- 16Nakamura MT, Nara TY. Essential fatty acid synthesis and its regulation in mammals. Prostaglandins Leukot Essent Fatty Acids 2003; 68: 145-150.
- 17Ladesich JB, Pottala JV, Romaker A, Harris WS. Membrane level of omega-3 docosahexaenoic acid is associated with severity of obstructive sleep apnea. J Clin Sleep Med 2011; 7: 391-396.
Download the PDF from VitaminDWiki
" For every 1-SD increase in RBC DHA, there was an approximately 50% reduction in the likelihood of having severe OSA."
- 18Dyall SC. Long-chain omega-3 fatty acids and the brain: a review of the independent and shared effects of EPA, DPA and DHA. Front Aging Neurosci 2015; 7: 52
- 19Kimoff RJ, Hamid Q, Divangahi M, Hussain S, Bao W, Naor N, Payne RJ, Ariyarajah A, Mulrain K, Petrof BJ. Increased upper airway cytokines and oxidative stress in severe obstructive sleep apnoea. Eur Respir J 2011; 38: 89-97.
- 20Mozaffarian D, Wu JH. (N-3) fatty acids and cardiovascular health: are effects of EPA and DHA shared or complementary? J Nutr 2012; 142: 614S-625S.
- 21Saravanan P, Davidson NC, Schmidt EB, Calder PC. Cardiovascular effects of marine omega-3 fatty acids. Lancet 2010; 376: 540-550.
- 22Dasilva G, Pazos M, García-Egido E, Gallardo JM, Rodríguez I, Cela R, Medina I. Healthy effect of different proportions of marine ?-3 PUFAs EPA and DHA supplementation in Wistar rats: Lipidomic biomarkers of oxidative stress and inflammation. J Nutr Biochem 2015; 26: 1385-1392.
- 23 Mozaffarian D, Wu JH. Omega-3 fatty acids and cardiovascular disease: effects on risk factors, molecular pathways, and clinical events. J Am Coll Cardiol 2011; 58: 2047-6710.
- 24 U.S. Department of Health and Human Services and U.S. Department of Agriculture. 2015 – 2020 Dietary Guidelines for Americans. 8th Edition.

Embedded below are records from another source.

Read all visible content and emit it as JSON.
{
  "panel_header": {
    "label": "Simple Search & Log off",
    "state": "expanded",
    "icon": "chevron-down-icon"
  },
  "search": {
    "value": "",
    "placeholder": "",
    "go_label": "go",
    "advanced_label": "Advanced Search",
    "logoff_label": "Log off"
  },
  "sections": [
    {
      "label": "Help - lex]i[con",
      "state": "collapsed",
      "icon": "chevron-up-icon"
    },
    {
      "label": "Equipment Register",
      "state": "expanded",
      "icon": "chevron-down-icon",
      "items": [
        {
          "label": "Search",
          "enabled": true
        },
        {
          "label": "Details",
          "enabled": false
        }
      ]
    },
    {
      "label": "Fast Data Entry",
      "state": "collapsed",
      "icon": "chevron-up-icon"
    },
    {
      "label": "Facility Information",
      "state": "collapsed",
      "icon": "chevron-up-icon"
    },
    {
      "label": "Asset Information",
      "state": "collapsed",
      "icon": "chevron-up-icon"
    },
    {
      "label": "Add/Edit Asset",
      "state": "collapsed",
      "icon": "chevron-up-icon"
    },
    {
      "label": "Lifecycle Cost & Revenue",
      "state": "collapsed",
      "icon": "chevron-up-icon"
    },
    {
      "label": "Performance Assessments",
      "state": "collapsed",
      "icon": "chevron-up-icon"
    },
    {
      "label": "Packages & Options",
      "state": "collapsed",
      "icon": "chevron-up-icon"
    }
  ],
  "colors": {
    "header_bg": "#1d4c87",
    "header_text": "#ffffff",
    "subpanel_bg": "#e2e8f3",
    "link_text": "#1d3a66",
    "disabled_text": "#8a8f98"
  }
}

- 25Harris WS, Mozaffarian D, Lefevre M, Toner CD, Colombo J, Cunnane SC, Holden JM, Klurfeld DM, Morris MC, Whelan J. Towards establishing dietary reference intakes for eicosapentaenoic and docosahexaenoic acids. J Nutr 2009; 139: 804S-819S.
- 26Papanikolaou Y, Brooks J, Reider C, Fulgoni VL. 3rd. U.S. adults are not meeting recommended levels for fish and omega-3 fatty acid intake: results of an analysis using observational data from NHANES 2003-2008. Nutr J 2014; 13: 31.
Peer reviewers: Satoshi Hamada, Department of Respiratory, Medicine, Graduate School of Medicine, Kyoto University, 54 Shogoin Kawaharacho, Sakyo-ku, Kyoto, 606-8507, Japan; Kagan Ucok, MD, PhD, Departments of Physiology and Sports Physiology, Faculty of Medicine, Afyon Kocatepe University, Afyonkarahisar, 03080, Turkey.Obstructive Sleep Apnea reduced by Omega-3 – June 2016
8571 visitors, last modified 30 Jan, 2022,